Hun Manet gets promotion

Content image - Phnom Penh Post
Hun Manet salutes the Cambodian flag in Phnom Penh last year. Photo supplied

The deputy commander of the Royal Cambodian Armed Forces (RCAF), Lieutenant General Hun Manet, will be promoted to acting chief of the joint staffs and chief of the armed forces. However, he retains his current responsibilities as well.

Manet who is the son of Prime Minister Hun Sen, replaces General Kun Kim and General Meas Sophea, who are both stepping down to stand as candidates in the July 29 elections, according to an announcement.

General Sao Sokha, another RCAF deputy commander, will assume the role of acting commander of the armed forces. He replaces General Pol Saroeun, who is also looking to win a National Assembly seat in the coming elections.

The announcement, signed by Banh and obtained by The Post on Wednesday, read: “Tea Banh, deputy prime minister and minister of defence, has issued new roles in the Royal Cambodia Armed Forces.

“They are as follows: His Excellency General Sao Sokha will become acting commander of the RCAF, together with his existing responsibilities; His Excellency Lieutenant General Hun Manet, deputy commander of RCAF, will become acting chief of joint staff and chief of the RCAF together with his existing responsibilities,”

“The changes were made following requests for special leave for participation in the upcoming elections and are effective from June 30.”

Political analyst Hang Vitou claimed the promotion of Manet was a planned move to maintain power by the ruling Cambodian People’s Party.

“This is because Hun Sen does not trust anyone as much as his children,” he said.

Sokha has long been the commander of the National Military Police and a deputy RCAF commander-in-chief. He is said to have forged close ties to the prime minister since he was an aide to Hun Sen in the 1970s.

Manet is also the current head of the joint-ministry counterterrorism taskforce and deputy commander of Hun Sen’s Bodyguard Unit.

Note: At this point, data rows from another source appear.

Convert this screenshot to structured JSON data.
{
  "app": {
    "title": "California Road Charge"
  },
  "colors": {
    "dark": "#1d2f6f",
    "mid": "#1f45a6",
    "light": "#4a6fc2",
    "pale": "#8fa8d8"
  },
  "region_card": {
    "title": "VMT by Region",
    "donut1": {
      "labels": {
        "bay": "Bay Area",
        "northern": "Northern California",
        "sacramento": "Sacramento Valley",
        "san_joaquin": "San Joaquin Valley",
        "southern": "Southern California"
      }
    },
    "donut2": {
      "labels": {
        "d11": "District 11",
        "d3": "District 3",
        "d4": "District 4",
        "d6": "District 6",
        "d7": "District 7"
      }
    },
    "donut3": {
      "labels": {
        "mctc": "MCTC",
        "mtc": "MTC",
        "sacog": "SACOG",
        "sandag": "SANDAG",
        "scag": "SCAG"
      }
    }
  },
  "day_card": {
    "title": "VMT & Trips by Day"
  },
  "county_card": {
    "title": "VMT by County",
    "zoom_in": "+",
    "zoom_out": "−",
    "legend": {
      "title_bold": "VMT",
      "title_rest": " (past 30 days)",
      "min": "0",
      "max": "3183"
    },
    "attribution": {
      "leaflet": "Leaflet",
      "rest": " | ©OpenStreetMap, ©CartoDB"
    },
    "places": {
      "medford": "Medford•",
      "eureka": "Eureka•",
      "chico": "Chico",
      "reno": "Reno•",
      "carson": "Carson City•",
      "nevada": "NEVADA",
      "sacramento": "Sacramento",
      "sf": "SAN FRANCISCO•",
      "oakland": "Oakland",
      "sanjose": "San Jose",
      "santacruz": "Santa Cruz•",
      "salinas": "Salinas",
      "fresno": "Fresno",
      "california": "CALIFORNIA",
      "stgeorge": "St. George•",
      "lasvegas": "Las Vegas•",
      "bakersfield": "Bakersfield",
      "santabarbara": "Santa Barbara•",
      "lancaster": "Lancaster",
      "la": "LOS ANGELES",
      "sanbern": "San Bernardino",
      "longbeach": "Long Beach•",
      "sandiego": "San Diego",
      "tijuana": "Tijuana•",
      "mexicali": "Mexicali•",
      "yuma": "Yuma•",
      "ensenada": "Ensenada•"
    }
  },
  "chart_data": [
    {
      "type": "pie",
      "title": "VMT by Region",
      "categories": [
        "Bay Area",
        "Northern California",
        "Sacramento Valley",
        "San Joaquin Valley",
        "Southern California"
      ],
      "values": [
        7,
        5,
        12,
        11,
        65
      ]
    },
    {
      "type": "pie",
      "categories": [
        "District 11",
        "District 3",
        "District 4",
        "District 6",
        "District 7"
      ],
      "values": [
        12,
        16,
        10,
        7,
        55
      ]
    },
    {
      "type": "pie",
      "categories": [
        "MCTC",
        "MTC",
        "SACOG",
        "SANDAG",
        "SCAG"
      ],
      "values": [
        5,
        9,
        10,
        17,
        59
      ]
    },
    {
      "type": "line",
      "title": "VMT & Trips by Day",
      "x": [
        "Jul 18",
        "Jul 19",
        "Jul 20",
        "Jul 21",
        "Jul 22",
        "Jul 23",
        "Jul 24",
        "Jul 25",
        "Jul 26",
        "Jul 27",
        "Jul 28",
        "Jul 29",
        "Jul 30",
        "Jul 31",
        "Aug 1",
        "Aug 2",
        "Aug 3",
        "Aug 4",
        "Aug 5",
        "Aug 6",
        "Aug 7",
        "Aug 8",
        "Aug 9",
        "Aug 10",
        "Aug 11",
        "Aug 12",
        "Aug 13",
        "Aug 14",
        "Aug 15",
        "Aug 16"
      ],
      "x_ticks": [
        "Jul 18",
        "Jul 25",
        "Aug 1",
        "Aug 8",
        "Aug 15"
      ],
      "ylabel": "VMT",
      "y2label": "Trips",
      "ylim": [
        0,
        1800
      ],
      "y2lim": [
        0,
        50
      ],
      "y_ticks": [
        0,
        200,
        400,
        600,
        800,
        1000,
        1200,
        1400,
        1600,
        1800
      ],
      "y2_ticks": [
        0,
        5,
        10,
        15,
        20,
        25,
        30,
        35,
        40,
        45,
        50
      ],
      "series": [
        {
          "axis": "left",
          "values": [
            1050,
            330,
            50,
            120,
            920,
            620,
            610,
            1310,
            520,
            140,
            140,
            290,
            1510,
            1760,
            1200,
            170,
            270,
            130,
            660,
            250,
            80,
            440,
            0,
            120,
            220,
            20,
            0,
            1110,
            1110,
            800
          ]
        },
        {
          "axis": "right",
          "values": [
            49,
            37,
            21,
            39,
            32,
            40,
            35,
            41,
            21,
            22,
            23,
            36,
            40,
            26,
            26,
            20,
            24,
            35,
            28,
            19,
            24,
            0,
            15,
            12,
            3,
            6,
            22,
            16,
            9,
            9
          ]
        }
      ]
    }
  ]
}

He had previously participated in negotiations during the 2008 dispute between Cambodia and Thailand involving the area surrounding the 11th-century Preah Vihear temple.